▶ Work required: Pull out every line below that contains the word "JSON".

▶ Dataset excerpts:
- Opening Delimiter -

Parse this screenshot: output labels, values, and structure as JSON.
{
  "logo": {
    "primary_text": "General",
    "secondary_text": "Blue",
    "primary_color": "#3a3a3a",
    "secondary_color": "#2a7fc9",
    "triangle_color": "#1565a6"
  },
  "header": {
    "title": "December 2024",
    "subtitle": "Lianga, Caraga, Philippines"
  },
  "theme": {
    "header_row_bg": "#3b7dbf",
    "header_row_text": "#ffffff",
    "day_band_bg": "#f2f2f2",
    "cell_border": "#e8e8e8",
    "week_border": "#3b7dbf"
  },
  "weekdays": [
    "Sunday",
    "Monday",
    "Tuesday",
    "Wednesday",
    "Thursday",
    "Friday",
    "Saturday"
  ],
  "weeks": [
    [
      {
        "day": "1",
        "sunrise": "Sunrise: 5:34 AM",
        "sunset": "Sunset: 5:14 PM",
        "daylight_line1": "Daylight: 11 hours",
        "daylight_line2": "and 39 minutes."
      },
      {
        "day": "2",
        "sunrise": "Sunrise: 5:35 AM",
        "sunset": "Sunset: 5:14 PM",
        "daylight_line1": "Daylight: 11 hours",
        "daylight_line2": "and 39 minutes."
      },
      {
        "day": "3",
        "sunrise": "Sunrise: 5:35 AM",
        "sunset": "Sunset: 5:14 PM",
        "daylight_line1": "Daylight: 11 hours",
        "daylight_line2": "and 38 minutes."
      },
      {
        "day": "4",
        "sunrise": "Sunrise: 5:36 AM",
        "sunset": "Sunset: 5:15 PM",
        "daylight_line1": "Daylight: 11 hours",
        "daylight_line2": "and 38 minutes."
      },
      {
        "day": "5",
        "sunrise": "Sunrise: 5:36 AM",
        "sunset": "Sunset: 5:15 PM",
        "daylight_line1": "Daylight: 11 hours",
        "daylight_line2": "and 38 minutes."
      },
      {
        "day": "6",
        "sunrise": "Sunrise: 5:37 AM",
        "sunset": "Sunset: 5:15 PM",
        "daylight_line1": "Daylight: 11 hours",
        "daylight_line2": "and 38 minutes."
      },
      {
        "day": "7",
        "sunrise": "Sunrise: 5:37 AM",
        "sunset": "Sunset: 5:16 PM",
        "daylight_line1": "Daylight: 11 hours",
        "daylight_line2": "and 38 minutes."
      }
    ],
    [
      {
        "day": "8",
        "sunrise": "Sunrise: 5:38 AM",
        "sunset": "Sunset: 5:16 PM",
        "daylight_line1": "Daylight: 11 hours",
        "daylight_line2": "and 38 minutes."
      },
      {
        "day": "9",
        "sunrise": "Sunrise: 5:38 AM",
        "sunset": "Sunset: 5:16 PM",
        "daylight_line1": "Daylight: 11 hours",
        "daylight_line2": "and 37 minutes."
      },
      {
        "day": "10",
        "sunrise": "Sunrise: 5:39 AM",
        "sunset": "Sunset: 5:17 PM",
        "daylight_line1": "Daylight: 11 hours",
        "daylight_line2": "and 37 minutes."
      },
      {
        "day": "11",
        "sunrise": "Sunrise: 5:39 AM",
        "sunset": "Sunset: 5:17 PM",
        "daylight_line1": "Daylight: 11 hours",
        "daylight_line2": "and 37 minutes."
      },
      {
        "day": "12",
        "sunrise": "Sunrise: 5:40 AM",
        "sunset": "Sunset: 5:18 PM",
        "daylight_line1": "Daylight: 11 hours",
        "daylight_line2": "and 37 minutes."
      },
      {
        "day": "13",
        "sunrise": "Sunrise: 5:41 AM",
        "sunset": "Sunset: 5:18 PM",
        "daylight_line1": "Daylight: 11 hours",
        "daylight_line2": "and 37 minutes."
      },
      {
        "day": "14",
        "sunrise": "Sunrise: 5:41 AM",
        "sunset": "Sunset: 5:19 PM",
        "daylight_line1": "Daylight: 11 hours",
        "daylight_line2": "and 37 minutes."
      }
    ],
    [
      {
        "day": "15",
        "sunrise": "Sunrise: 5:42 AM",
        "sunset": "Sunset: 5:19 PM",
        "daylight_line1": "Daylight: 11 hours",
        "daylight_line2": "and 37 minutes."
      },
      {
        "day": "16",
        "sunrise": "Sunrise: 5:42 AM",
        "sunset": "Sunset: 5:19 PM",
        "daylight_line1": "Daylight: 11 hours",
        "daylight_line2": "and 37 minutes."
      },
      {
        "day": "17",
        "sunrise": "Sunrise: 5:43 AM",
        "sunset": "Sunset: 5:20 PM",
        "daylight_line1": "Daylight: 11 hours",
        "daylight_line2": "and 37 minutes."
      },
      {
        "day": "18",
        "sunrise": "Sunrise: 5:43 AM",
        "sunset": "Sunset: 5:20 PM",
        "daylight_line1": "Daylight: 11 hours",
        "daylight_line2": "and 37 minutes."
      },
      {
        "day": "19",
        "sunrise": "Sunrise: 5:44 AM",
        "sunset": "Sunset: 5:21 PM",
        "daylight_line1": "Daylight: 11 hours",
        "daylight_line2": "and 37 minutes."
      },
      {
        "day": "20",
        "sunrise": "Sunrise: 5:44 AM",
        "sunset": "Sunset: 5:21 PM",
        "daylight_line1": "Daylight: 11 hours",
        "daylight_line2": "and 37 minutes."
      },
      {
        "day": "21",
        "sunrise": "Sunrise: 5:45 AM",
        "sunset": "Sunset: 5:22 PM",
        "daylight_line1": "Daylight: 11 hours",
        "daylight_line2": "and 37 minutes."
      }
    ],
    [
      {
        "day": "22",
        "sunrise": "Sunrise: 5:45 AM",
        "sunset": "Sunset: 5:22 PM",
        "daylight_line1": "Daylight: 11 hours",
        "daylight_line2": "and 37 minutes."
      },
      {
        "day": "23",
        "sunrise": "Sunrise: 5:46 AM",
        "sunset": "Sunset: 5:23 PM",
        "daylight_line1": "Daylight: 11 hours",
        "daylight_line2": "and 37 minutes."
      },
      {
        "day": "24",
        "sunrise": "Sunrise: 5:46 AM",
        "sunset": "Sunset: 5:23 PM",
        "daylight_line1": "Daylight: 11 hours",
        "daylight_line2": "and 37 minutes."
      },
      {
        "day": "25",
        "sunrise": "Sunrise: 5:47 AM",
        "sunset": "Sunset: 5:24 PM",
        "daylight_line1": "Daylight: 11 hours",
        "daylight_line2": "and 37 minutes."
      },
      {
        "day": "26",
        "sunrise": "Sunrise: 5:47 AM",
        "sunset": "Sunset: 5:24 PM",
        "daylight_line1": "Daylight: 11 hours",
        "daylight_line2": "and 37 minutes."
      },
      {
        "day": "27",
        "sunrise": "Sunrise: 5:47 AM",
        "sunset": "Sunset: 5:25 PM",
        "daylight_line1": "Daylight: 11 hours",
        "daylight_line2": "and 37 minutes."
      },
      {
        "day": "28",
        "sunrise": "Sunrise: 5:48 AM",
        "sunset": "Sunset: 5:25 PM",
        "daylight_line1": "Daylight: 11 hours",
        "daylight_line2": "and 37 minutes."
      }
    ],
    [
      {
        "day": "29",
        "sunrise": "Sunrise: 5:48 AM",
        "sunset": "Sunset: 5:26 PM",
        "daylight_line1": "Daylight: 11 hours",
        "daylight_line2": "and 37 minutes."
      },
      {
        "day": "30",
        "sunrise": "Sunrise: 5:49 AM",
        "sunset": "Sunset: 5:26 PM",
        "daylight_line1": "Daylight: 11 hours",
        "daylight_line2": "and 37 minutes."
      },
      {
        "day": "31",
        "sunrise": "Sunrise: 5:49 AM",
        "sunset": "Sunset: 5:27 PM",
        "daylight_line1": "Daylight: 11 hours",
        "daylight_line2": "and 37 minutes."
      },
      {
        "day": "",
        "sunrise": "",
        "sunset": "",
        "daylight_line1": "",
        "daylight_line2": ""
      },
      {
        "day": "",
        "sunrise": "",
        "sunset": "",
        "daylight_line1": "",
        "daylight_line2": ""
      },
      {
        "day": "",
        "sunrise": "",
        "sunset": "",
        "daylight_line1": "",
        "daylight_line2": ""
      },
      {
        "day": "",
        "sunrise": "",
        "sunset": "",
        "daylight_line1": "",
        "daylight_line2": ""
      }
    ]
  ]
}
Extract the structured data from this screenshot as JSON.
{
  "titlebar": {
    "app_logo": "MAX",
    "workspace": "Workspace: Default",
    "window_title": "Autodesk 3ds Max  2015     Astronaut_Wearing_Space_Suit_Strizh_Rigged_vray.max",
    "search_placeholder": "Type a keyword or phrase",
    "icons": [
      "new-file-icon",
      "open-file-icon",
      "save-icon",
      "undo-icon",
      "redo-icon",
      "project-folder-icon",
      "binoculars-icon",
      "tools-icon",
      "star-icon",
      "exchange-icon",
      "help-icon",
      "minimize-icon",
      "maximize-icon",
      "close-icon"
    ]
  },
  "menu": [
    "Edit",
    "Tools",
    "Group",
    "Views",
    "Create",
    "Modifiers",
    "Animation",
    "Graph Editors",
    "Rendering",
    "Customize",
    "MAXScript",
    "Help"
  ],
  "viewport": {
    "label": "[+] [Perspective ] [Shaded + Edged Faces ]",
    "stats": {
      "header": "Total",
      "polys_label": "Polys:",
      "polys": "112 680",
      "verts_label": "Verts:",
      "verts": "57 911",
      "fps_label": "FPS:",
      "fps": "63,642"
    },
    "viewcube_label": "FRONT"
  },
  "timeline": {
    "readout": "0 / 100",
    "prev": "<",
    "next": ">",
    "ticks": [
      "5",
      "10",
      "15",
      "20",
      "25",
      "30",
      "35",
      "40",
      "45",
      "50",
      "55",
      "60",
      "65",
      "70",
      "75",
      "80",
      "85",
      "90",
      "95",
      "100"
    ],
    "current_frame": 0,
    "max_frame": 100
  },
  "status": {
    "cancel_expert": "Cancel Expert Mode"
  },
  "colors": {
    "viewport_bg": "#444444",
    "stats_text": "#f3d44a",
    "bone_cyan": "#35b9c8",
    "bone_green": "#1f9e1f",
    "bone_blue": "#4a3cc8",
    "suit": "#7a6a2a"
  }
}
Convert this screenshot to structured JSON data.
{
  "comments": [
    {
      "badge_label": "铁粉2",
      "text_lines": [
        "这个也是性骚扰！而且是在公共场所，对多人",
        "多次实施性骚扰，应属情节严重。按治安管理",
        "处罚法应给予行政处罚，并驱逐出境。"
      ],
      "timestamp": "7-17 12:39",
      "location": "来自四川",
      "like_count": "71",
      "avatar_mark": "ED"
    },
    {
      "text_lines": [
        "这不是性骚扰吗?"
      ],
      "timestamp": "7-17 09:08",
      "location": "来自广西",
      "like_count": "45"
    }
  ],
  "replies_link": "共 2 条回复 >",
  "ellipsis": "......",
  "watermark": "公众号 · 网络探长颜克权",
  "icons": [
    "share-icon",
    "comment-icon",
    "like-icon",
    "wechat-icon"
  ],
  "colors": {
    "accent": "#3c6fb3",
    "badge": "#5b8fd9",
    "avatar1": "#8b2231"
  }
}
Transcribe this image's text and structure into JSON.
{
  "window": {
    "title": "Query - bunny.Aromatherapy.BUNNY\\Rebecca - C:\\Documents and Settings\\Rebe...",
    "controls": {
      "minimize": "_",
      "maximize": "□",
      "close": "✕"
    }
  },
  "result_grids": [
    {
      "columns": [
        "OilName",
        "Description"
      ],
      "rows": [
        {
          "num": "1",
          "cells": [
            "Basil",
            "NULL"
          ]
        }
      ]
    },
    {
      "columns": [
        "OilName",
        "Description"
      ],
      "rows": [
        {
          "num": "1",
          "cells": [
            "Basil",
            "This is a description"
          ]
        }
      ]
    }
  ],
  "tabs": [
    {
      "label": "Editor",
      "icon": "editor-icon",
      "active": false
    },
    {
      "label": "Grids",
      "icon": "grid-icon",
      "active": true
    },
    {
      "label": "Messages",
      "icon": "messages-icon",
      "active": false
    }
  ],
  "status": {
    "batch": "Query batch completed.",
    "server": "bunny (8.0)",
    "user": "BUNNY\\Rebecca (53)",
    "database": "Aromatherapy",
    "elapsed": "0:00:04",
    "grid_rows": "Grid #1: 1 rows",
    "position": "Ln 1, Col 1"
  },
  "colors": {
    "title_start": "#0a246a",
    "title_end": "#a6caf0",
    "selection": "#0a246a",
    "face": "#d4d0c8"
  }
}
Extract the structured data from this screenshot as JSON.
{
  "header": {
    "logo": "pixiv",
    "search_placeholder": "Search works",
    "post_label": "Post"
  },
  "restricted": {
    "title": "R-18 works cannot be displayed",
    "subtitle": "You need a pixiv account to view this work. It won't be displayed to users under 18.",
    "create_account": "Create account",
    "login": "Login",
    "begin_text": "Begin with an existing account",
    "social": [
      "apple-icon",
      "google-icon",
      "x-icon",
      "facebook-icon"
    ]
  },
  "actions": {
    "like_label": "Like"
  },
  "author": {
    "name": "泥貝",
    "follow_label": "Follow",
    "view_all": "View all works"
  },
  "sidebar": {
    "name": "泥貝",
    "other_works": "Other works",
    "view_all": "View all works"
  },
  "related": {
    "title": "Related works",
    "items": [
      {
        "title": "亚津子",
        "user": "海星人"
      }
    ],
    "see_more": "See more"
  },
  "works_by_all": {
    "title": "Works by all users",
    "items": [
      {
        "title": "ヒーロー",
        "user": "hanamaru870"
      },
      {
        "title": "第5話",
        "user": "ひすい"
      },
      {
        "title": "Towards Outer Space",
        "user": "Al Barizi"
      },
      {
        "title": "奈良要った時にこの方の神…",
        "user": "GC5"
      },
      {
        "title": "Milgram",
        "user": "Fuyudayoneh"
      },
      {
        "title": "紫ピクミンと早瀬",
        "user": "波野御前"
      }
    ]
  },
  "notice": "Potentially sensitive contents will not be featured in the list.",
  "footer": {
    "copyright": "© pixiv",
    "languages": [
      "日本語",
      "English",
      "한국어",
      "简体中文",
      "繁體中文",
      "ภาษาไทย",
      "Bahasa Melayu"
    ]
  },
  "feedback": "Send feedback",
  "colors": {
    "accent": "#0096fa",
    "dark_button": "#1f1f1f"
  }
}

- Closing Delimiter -

▶ Reply to the task:
Parse this screenshot: output labels, values, and structure as JSON.
Extract the structured data from this screenshot as JSON.
Convert this screenshot to structured JSON data.
Transcribe this image's text and structure into JSON.
Extract the structured data from this screenshot as JSON.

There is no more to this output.